8 tips for coping with pregnancy when you’re single
Pregnancy is both an exciting and scary time for most new mums, and if you’re entering into parenthood as a single mum it can feel even more daunting and overwhelming. Whether you chose to go it alone, have split from your partner or found yourself unexpectedly in this situation, here are some useful tips and advice to help you navigate the path ahead. You got this, mama!
1. Seek out support
Support doesn’t have to come in the form of a partner, it can be someone else in your life like a close friend or family member. If you don’t have anyone in your life that you can turn to, ask your doctor if there are any support groups in your local area, or look for online support groups and connect with other mums-to-be on there who might be in a similar situation. You might also want to think about hiring a Doula who is a non-medical person who can assist you in the lead-up to the birth, will be there with you during the birth as your support person and also after the birth.
2. Don’t be afraid to ask for help
This is one of the most important things for any mum, but especially single mums. You cannot go it completely alone and you need to accept that and not be afraid to ask. But at the same time know people’s limits and respect their own lives and commitments, and come up with backup plans.
If someone was going to come over and bring your groceries and they can’t make it, or someone was going to watch the baby while you went to an appointment, create an emergency go-to list of paid professionals you trust that can help. A local babysitter or nanny, Airtasker for odd jobs around the house or online delivery for your groceries – get savvy so when things come up you have a backup plan.
Get tailored content based on your week of pregnancy
By signing up, you agree to receiving our Newsletters. Cancel anytime.
3. Get financial support
If the father is in the picture then you may be able to receive child support, and you may also be eligible for single parent support from the government. Get online and do some research to find out exactly what you are able to receive. If you are struggling to get answers or the father is refusing to pay you might think about seeking out legal advice.
Articles related to Labour & Birth
4. Speak to work
You may or may choose not to disclose your personal situation to your employer, which is completely fine, but the reality is you’re going to have some time off to have the baby. Find out if your workplace offers paid maternity leave so you can work out how much time you can afford to take off work, and then think about how you are going to manage your job and look after the child when you’re ready to return to work. Find out your options for going part-time or working flexible hours as well as daycare options and costs in your area.
5. Connect with other mums after the birth
There’s hardly another time in your adult life where making new friends is as easy as when you’re a mum – you have suddenly gone through the life-changing event of having a baby and no one knows what you are going through like another mum. There’s no easier way to break the ice than sharing birth experiences and bonding over the utter chaos of life with a newborn.

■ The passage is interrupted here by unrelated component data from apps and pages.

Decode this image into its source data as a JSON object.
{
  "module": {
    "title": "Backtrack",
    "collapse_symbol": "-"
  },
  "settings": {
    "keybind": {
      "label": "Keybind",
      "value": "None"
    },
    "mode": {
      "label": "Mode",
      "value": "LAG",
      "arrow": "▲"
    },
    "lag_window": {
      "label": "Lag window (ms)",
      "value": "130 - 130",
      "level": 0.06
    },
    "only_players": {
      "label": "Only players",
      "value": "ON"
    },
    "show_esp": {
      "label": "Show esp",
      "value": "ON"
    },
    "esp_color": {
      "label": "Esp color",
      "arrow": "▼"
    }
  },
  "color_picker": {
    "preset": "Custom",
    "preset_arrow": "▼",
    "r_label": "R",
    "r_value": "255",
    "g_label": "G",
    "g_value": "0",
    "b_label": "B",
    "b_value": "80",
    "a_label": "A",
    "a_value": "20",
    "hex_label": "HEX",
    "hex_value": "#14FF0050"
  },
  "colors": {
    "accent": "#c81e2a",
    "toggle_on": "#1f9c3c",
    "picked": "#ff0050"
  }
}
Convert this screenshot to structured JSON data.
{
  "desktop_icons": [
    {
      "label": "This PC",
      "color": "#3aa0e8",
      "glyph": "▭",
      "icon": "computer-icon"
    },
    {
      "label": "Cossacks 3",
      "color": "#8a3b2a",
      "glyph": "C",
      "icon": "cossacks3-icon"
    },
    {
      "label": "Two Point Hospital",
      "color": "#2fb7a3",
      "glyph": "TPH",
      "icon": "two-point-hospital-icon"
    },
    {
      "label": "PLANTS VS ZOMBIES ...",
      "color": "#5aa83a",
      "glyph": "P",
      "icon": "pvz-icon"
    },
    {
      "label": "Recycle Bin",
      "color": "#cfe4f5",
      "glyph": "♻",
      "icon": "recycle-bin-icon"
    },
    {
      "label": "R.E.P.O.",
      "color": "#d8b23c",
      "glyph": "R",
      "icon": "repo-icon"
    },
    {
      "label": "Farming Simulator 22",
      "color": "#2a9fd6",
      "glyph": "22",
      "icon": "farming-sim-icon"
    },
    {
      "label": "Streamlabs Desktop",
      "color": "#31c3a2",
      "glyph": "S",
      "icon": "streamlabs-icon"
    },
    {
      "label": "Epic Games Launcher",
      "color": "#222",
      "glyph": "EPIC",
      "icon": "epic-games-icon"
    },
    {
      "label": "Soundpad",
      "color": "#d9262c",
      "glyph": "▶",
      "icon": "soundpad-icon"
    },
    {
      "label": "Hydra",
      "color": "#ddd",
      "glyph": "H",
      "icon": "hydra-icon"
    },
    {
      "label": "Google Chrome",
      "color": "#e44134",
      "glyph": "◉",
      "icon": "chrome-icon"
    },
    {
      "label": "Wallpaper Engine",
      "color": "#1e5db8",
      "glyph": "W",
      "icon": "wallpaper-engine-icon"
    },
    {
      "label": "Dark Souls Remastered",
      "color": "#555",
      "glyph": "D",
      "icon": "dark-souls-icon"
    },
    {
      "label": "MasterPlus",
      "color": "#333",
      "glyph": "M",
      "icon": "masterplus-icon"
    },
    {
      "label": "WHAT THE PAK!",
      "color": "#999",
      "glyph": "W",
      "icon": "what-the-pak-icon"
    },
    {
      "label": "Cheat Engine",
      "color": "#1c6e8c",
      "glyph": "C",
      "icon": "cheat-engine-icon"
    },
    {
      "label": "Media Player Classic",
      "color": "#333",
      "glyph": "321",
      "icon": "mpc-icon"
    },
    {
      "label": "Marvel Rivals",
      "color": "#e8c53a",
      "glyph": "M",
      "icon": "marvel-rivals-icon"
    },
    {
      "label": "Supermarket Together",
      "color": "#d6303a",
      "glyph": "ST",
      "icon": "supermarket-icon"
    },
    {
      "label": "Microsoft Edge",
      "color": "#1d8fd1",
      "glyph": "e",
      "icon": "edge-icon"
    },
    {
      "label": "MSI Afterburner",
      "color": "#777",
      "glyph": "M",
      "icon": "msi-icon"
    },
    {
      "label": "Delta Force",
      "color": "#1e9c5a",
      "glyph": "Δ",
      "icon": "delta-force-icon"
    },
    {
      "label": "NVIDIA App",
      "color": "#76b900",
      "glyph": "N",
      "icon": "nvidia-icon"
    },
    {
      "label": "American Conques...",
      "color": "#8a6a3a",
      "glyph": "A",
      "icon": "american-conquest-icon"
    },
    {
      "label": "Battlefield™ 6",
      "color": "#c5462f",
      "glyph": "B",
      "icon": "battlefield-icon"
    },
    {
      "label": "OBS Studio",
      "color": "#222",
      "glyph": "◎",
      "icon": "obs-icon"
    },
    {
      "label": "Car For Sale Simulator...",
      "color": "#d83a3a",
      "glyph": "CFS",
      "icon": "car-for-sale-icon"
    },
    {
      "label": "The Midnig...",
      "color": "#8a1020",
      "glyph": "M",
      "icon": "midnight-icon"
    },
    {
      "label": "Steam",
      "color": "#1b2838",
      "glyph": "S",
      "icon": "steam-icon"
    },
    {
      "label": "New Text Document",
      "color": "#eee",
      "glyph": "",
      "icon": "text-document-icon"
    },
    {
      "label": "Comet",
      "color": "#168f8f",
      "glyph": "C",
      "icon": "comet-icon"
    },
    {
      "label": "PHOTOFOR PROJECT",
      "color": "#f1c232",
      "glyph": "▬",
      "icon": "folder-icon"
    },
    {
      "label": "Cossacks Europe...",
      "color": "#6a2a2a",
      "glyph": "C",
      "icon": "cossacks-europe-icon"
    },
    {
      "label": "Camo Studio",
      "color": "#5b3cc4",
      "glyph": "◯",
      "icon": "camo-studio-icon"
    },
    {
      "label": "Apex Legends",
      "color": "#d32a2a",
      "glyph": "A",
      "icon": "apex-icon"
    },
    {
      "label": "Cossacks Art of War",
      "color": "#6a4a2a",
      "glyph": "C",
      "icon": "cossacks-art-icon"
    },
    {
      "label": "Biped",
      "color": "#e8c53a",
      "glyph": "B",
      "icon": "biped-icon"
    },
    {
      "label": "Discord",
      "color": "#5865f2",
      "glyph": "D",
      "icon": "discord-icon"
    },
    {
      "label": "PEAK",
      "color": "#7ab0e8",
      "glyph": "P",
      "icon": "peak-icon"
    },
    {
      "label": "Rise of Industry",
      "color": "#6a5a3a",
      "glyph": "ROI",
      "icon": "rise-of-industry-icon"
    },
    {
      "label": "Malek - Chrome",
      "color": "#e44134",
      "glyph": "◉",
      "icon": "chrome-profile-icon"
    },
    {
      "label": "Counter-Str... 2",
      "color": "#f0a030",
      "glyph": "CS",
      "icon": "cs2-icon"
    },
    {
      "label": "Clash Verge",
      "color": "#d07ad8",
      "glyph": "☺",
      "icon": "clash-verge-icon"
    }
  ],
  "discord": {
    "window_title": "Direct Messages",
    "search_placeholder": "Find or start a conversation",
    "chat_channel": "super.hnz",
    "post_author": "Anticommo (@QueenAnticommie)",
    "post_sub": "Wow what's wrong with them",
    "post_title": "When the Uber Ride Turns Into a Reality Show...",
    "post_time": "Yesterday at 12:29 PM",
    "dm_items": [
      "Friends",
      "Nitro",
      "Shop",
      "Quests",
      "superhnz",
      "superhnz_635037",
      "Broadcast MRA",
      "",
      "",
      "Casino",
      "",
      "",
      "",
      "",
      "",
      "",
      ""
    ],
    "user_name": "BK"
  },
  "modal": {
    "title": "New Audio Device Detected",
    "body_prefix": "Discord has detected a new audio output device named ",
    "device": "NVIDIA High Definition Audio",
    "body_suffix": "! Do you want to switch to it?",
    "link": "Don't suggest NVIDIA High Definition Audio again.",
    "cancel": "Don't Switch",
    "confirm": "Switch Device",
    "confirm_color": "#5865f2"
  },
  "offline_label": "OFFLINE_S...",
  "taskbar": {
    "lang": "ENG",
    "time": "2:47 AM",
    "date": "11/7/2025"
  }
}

Mother’s groups can get a bad wrap but they can also have the potential to forge life-long friendships, so make sure you sign up for a mother’s group in your area, and even if it’s the last thing you feel like doing after a sleepless night make sure you drag yourself out of the house to attend!
If you don’t bond with anyone in your group, speak to the organisers and see if there is another one you can try or look online for any others in your area. There are also apps for meeting like-minded mums these days so the options are there you just need to get yourself out there. Or hit up a local park or coffee shop, there will no doubt be another mum staring blankly ahead of her who is just as sleep-deprived and as desperate for adult conversation as you are.
6. Look after yourself
Of course, we do mean physically, so by watching your diet and that you’re getting enough exercise as well as rest, but also make sure you look after yourself emotionally. Without a partner there for the day-to-day, make sure you are talking through how you are feeling with either your support person, a friend or perhaps a medical professional that can help you cope emotionally with all the changes happening to both your body and your life. Don’t feel like you are alone, there is so much support out there.
7. Don’t shy away from celebrating your pregnancy
Be proud of what your body is doing and this monumental moment in your life. Share the news proudly and celebrate the milestones – throw a baby shower, take yourself on a relaxing babymoon (or take a friend along for a girls weekend!) don’t let anything stop you from celebrating this special time in your life.
8. Stay positive and know you can do it
Did we mention you got this mama? Because you do! Sure it will be tough and your life is about to change dramatically – but it will be so worth it and you’ll be amazed at what you can achieve. Your bond will likely be that much more strong with your baby because it’s just the two of you, and know that your son or daughter will grow up with a strong, independent woman as its role model, which is a truly wonderful thing!
Kiindred Follow +
Brought to you by the Kiindred Editors. Our team are committed to researching and writing on all the things we know you will want to know about, at each stage of your pregnancy and parenthood journey.
Get paid to review the latest brands and products